● **Excerpts from an interface dataset**

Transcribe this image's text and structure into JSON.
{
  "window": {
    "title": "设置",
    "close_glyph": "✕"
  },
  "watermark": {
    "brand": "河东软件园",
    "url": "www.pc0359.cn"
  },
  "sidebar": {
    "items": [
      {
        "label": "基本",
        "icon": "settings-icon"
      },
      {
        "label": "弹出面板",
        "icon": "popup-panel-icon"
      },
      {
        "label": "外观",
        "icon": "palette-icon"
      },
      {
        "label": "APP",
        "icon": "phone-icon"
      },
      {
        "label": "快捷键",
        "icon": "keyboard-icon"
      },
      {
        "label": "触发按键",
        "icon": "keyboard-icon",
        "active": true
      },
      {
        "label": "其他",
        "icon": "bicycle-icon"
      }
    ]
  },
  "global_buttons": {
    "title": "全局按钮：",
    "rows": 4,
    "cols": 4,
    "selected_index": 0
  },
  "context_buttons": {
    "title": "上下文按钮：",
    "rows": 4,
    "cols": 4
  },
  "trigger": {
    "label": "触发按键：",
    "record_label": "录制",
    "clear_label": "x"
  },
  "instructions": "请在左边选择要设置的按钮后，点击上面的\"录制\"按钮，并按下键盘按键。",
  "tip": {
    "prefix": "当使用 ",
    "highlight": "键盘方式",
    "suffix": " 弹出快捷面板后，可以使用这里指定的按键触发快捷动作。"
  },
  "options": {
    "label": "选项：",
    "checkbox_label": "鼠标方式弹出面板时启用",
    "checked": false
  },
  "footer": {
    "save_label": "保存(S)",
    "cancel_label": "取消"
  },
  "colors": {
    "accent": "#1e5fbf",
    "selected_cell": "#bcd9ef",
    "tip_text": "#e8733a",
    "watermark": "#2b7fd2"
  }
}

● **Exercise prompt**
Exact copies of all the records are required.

● **Reply to the exercise**
Transcribe this image's text and structure into JSON.
{
  "window": {
    "title": "设置",
    "close_glyph": "✕"
  },
  "watermark": {
    "brand": "河东软件园",
    "url": "www.pc0359.cn"
  },
  "sidebar": {
    "items": [
      {
        "label": "基本",
        "icon": "settings-icon"
      },
      {
        "label": "弹出面板",
        "icon": "popup-panel-icon"
      },
      {
        "label": "外观",
        "icon": "palette-icon"
      },
      {
        "label": "APP",
        "icon": "phone-icon"
      },
      {
        "label": "快捷键",
        "icon": "keyboard-icon"
      },
      {
        "label": "触发按键",
        "icon": "keyboard-icon",
        "active": true
      },
      {
        "label": "其他",
        "icon": "bicycle-icon"
      }
    ]
  },
  "global_buttons": {
    "title": "全局按钮：",
    "rows": 4,
    "cols": 4,
    "selected_index": 0
  },
  "context_buttons": {
    "title": "上下文按钮：",
    "rows": 4,
    "cols": 4
  },
  "trigger": {
    "label": "触发按键：",
    "record_label": "录制",
    "clear_label": "x"
  },
  "instructions": "请在左边选择要设置的按钮后，点击上面的\"录制\"按钮，并按下键盘按键。",
  "tip": {
    "prefix": "当使用 ",
    "highlight": "键盘方式",
    "suffix": " 弹出快捷面板后，可以使用这里指定的按键触发快捷动作。"
  },
  "options": {
    "label": "选项：",
    "checkbox_label": "鼠标方式弹出面板时启用",
    "checked": false
  },
  "footer": {
    "save_label": "保存(S)",
    "cancel_label": "取消"
  },
  "colors": {
    "accent": "#1e5fbf",
    "selected_cell": "#bcd9ef",
    "tip_text": "#e8733a",
    "watermark": "#2b7fd2"
  }
}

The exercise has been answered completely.